┌─ EXTRACTED INFORMATION
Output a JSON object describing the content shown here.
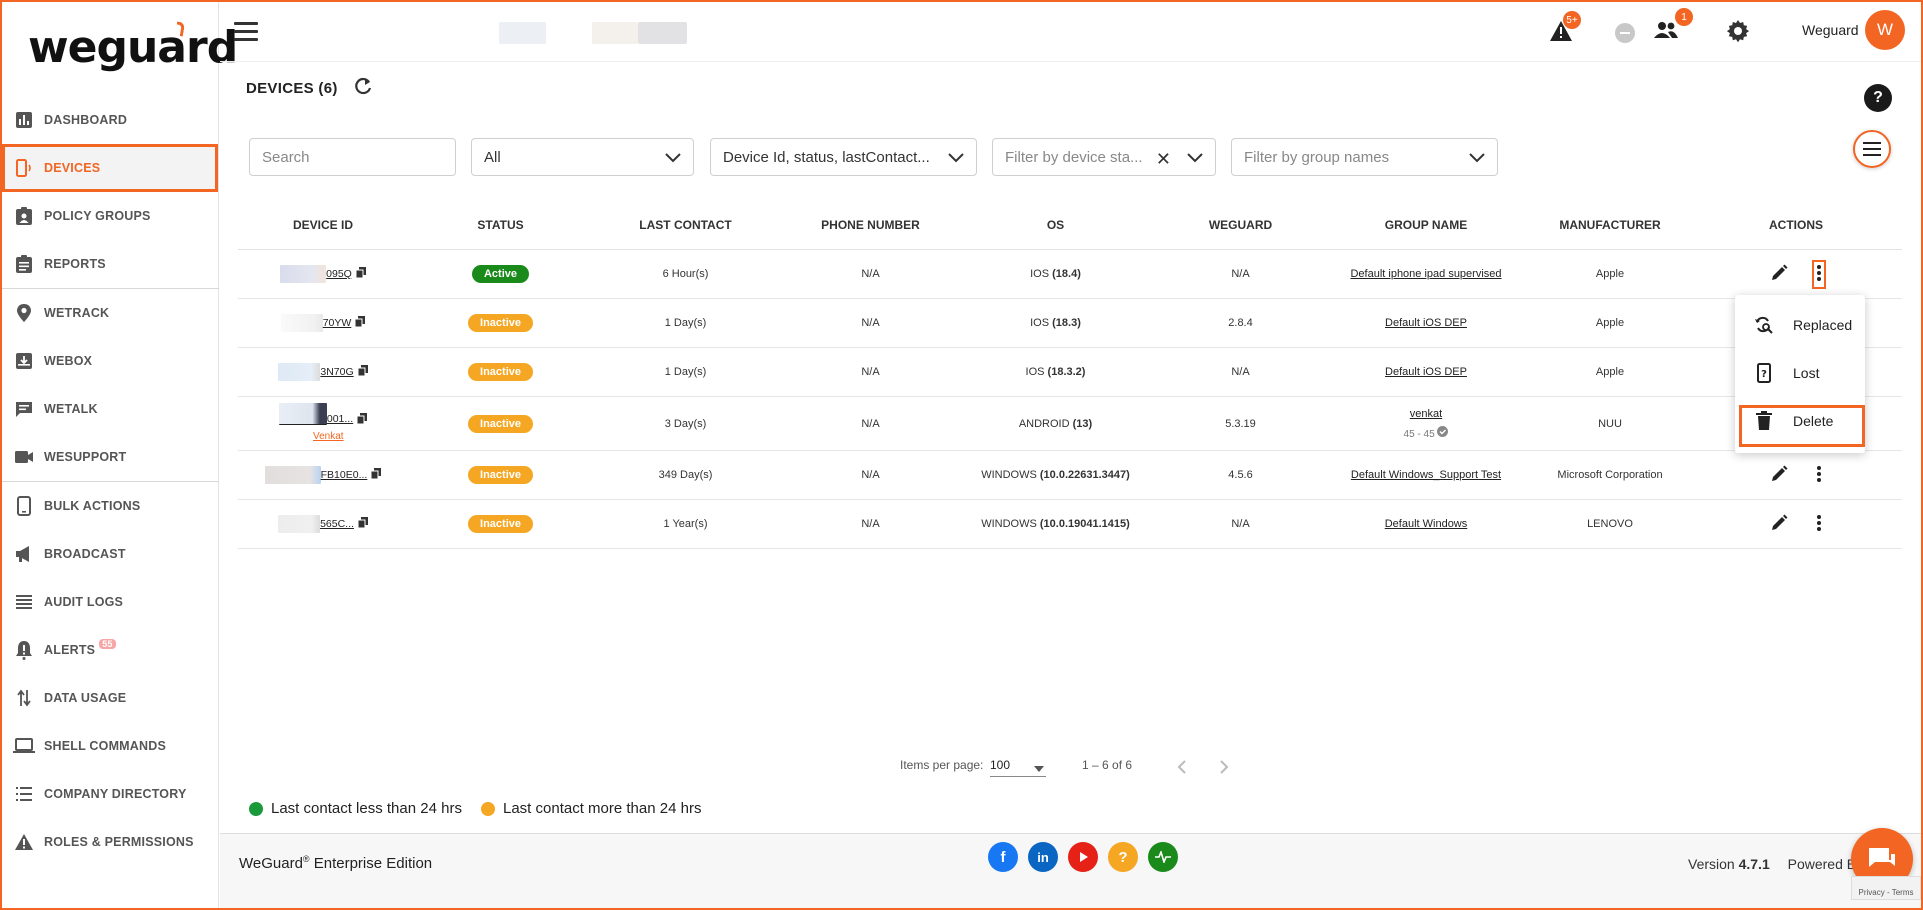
{
  "app": {
    "logo_text": "weguard",
    "user_name": "Weguard",
    "user_initial": "W"
  },
  "topbar": {
    "alerts_badge": "5+",
    "users_badge": "1"
  },
  "sidebar": {
    "items": [
      {
        "label": "DASHBOARD",
        "icon": "bar-chart-icon"
      },
      {
        "label": "DEVICES",
        "icon": "device-icon"
      },
      {
        "label": "POLICY GROUPS",
        "icon": "clipboard-user-icon"
      },
      {
        "label": "REPORTS",
        "icon": "clipboard-icon"
      },
      {
        "label": "WETRACK",
        "icon": "location-pin-icon"
      },
      {
        "label": "WEBOX",
        "icon": "inbox-download-icon"
      },
      {
        "label": "WETALK",
        "icon": "chat-icon"
      },
      {
        "label": "WESUPPORT",
        "icon": "video-camera-icon"
      },
      {
        "label": "BULK ACTIONS",
        "icon": "phone-icon"
      },
      {
        "label": "BROADCAST",
        "icon": "megaphone-icon"
      },
      {
        "label": "AUDIT LOGS",
        "icon": "list-icon"
      },
      {
        "label": "ALERTS",
        "icon": "alert-bell-icon",
        "badge": "55"
      },
      {
        "label": "DATA USAGE",
        "icon": "up-down-arrows-icon"
      },
      {
        "label": "SHELL COMMANDS",
        "icon": "laptop-icon"
      },
      {
        "label": "COMPANY DIRECTORY",
        "icon": "directory-list-icon"
      },
      {
        "label": "ROLES & PERMISSIONS",
        "icon": "warning-triangle-icon"
      }
    ]
  },
  "page": {
    "title": "DEVICES (6)"
  },
  "filters": {
    "search_placeholder": "Search",
    "type_value": "All",
    "columns_value": "Device Id, status, lastContact...",
    "device_status_placeholder": "Filter by device sta...",
    "group_placeholder": "Filter by group names"
  },
  "table": {
    "headers": [
      "DEVICE ID",
      "STATUS",
      "LAST CONTACT",
      "PHONE NUMBER",
      "OS",
      "WEGUARD",
      "GROUP NAME",
      "MANUFACTURER",
      "ACTIONS"
    ],
    "rows": [
      {
        "device_id": "095Q",
        "status": "Active",
        "last_contact": "6 Hour(s)",
        "phone": "N/A",
        "os_name": "IOS",
        "os_version": "(18.4)",
        "weguard": "N/A",
        "group": "Default iphone ipad supervised",
        "manufacturer": "Apple"
      },
      {
        "device_id": "70YW",
        "status": "Inactive",
        "last_contact": "1 Day(s)",
        "phone": "N/A",
        "os_name": "IOS",
        "os_version": "(18.3)",
        "weguard": "2.8.4",
        "group": "Default iOS DEP",
        "manufacturer": "Apple"
      },
      {
        "device_id": "3N70G",
        "status": "Inactive",
        "last_contact": "1 Day(s)",
        "phone": "N/A",
        "os_name": "IOS",
        "os_version": "(18.3.2)",
        "weguard": "N/A",
        "group": "Default iOS DEP",
        "manufacturer": "Apple"
      },
      {
        "device_id": "001...",
        "device_sub": "Venkat",
        "status": "Inactive",
        "last_contact": "3 Day(s)",
        "phone": "N/A",
        "os_name": "ANDROID",
        "os_version": "(13)",
        "weguard": "5.3.19",
        "group": "venkat",
        "group_sub": "45 - 45",
        "manufacturer": "NUU"
      },
      {
        "device_id": "FB10E0...",
        "status": "Inactive",
        "last_contact": "349 Day(s)",
        "phone": "N/A",
        "os_name": "WINDOWS",
        "os_version": "(10.0.22631.3447)",
        "weguard": "4.5.6",
        "group": "Default Windows_Support Test",
        "manufacturer": "Microsoft Corporation"
      },
      {
        "device_id": "565C...",
        "status": "Inactive",
        "last_contact": "1 Year(s)",
        "phone": "N/A",
        "os_name": "WINDOWS",
        "os_version": "(10.0.19041.1415)",
        "weguard": "N/A",
        "group": "Default Windows",
        "manufacturer": "LENOVO"
      }
    ]
  },
  "action_menu": {
    "items": [
      "Replaced",
      "Lost",
      "Delete"
    ]
  },
  "pagination": {
    "items_per_page_label": "Items per page:",
    "items_per_page": "100",
    "range": "1 – 6 of 6"
  },
  "legend": {
    "green": "Last contact less than 24 hrs",
    "orange": "Last contact more than 24 hrs"
  },
  "footer": {
    "brand": "WeGuard",
    "brand_sup": "®",
    "edition": " Enterprise Edition",
    "version_label": "Version ",
    "version": "4.7.1",
    "powered_by": "Powered By",
    "recaptcha": "Privacy - Terms"
  },
  "colors": {
    "accent": "#f26522",
    "active": "#1a8a1a",
    "inactive": "#f5a623"
  }
}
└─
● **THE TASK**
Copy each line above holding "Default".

● **RESPONSE TO THIS TASK**
        "group": "Default iphone ipad supervised",
        "group": "Default iOS DEP",
        "group": "Default iOS DEP",
        "group": "Default Windows_Support Test",
        "group": "Default Windows",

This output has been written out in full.